Sixteen studies were deemed acceptable in quality and design to be included in a systematic review of osteochondritis dissecans (OCD) of the knee. The review was conducted by a panel of pediatric orthopedic surgeons from all over the United States.
Out of these 16 studies comes 16 recommendations called clinical practice guidelines (CPGs) for the treatment of osteochondritis of the knee in children.
Osteochondritis dissecans (OCD) is a problem in the cartilage of the knee that affects the end of the femur (big bone of the thigh). The problem occurs where the cartilage of the knee attaches to the bone underneath.
The area of bone just under the cartilage surface is injured, leading to damage to the blood vessels of the bone. Without blood flow, the area of damaged bone actually dies. A joint surface damaged by OCD doesn't heal naturally.
Even with surgery, OCD usually leads to future joint problems, including degenerative arthritis and osteoarthritis. That's why proper treatment (based on evidence of what works and what doesn't) is so important.
But as this report shows, what we don't know about the treatment of OCD far outweighs what we do know. Most of the recommendations made by this group were graded as inconclusive -- meaning there's not enough evidence to say for sure. Based on clinical experience combined with data from the studies collected, the panel was able to agree (consensus) on four recommendations.
We'll start with those four consensus recommendations and then fill you in on what the group had to say about future directions in research. The way the authors reported their consensus recommendations was to say, "In the absence of reliable evidence, it is the opinion of the work group that..."
Surgery should be offered to children with unstable or displaced osteochondritis dissecans (OCD) lesions that can be salvaged (saved).
Likewise, the same treatment recommendation can be made for those patients who have the same condition (unstable or displaced OCD) but who have reached skeletal maturity (bone is no longer growing).
For those patients who do receive treatment for OCD but who don't get better (pain persists), follow-up is recommended. The surgeon should complete a history, physical examination, and order imaging studies (X-rays, MRIs) to see what kind of healing response is present.
Physiotherapy is advised after surgery for OCD.
Some of the advice routinely given patients with OCD will probably still be included in patient education -- at least until more conclusive evidence is found to support or negate these recommendations. For example, patients are advised to modify their activities and lose weight if they are overweight. The idea behind these guidelines is to help prevent osteoarthritis.
As to the specific type of cartilage repair to perform for unstable or displaced but still salvageable OCD lesions...well, that's an area of great debate and controversy. There are many different surgical techniques currently available but no consensus as to which one works best.
Likewise, when it comes to nonsurgical treatment of OCD, there simply isn't enough evidence to support one approach over another. Splinting, bracing, electrical stimulation of the bone, and activity restriction may be prescribed but the effectiveness of any of these techniques is unknown. This is true for both those individuals who are still growing (skeletally immature) and those who have reached full bone maturity.

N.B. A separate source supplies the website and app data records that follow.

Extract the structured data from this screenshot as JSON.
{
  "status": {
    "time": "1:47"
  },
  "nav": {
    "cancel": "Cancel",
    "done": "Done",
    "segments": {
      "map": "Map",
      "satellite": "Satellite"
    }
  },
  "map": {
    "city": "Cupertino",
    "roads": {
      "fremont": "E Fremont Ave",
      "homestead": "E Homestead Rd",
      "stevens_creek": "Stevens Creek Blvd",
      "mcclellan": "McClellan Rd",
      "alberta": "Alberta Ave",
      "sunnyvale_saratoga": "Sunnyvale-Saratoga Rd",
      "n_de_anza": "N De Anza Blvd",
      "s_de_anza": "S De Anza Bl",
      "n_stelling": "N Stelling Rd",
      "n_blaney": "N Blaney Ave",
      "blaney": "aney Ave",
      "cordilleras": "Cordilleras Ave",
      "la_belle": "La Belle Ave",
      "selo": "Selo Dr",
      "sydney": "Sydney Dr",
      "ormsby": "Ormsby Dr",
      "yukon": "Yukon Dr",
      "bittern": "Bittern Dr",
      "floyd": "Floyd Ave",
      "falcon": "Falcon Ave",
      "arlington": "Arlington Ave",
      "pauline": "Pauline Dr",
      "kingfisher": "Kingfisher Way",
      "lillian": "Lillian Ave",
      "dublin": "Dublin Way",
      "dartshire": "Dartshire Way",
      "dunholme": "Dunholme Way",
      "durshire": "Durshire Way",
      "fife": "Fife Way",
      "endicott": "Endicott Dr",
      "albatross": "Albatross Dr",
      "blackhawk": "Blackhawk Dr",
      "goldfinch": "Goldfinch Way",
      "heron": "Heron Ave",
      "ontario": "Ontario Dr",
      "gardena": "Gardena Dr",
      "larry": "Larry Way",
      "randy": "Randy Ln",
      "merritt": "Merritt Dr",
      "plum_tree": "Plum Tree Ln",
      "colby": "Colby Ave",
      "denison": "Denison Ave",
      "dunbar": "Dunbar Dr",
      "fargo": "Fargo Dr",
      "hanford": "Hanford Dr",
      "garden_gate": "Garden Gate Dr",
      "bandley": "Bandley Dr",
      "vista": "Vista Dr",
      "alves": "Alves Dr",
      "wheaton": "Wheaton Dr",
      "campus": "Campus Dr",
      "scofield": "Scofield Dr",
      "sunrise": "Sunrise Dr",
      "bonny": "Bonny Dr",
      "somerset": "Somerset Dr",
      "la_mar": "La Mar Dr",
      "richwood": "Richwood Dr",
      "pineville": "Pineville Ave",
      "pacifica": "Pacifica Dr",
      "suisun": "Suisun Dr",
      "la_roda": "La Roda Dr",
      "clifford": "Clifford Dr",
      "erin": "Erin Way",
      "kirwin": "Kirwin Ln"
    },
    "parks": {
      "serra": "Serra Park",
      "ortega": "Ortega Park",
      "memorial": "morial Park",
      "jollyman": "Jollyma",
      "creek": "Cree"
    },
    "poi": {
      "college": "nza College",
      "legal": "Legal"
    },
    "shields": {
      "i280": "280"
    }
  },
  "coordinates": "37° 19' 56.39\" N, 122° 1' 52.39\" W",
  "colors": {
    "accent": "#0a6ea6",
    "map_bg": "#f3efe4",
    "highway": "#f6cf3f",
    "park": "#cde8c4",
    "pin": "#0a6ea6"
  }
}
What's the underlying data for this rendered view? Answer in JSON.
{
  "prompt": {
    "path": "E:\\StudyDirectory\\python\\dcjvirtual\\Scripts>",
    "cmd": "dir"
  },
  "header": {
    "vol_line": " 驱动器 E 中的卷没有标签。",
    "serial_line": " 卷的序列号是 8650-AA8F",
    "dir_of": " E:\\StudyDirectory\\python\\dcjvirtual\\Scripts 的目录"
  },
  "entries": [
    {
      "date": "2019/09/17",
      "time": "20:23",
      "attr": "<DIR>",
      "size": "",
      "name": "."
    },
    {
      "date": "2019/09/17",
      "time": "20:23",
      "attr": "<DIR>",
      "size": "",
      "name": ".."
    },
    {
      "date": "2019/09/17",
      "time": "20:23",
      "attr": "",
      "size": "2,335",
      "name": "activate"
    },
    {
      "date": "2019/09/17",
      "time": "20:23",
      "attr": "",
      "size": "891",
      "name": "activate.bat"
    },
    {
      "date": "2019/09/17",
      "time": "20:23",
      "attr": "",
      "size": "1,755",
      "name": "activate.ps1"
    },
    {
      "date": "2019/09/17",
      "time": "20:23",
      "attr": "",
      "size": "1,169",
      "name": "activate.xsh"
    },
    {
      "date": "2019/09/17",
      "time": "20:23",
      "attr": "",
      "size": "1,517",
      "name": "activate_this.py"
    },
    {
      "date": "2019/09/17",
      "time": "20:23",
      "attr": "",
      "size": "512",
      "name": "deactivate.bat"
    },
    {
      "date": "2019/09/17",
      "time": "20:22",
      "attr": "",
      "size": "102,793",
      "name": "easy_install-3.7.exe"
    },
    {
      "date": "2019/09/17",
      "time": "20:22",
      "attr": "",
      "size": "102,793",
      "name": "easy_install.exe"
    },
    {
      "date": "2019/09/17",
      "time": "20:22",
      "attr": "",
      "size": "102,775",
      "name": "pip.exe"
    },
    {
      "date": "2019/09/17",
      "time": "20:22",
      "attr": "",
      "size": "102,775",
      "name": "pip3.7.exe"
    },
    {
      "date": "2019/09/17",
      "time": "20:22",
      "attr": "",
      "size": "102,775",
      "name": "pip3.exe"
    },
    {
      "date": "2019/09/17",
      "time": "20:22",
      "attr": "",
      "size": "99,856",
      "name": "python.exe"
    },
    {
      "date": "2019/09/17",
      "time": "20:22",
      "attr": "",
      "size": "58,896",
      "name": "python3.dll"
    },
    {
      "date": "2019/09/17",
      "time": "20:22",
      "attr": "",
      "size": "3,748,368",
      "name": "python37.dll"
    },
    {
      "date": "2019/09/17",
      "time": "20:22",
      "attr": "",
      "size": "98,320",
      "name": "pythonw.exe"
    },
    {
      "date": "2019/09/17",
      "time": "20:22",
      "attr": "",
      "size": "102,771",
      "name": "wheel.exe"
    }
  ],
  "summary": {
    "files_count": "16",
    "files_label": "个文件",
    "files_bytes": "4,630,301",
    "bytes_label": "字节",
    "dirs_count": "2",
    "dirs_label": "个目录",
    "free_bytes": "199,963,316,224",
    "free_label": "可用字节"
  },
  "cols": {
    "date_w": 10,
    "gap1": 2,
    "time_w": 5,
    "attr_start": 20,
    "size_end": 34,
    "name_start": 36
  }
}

With so many unknowns and so few really evidence-based clinical practice guidelines, where do we go from here? The authors' strongest recommendations are for future studies to help clear up some of the confusion.
First of all, we need studies that use different surgical techniques but measure the same things (outcomes) in the same way over the same period of time (follow-up). There is a need to find reliable predictive factors.
These are patient characteristics that help predict when treatment will be successful (or fail). These types of predictive values are needed for four groups: patients who are skeletally mature, patients who are skeletally immature, patients treated conservatively (without surgery), and patients who are treated with surgery.
When you add the fact that there are many different types of cartilage repair procedures and then look at all the ways these various factors can be combined, you see how complex the problem is of finding conclusive evidence. And that doesn't begin to evaluate post-operative care.
The authors conclude by suggesting that the best way to continue future research is to conduct multicenter studies. Surgeons at a number of different children's hospitals should work together to combine patient data to form larger sample sizes. If everyone gathers the same information then it is more likely that reliable results can be obtained.
Reference: Henry G. Chambers, MD, et al. Diagnosis and Treatment of Osteochondritis Dissecans. In Journal of the American Orthopaedic Surgeons. May 2011. Vol. 19. No. 5. Pp. 297-305.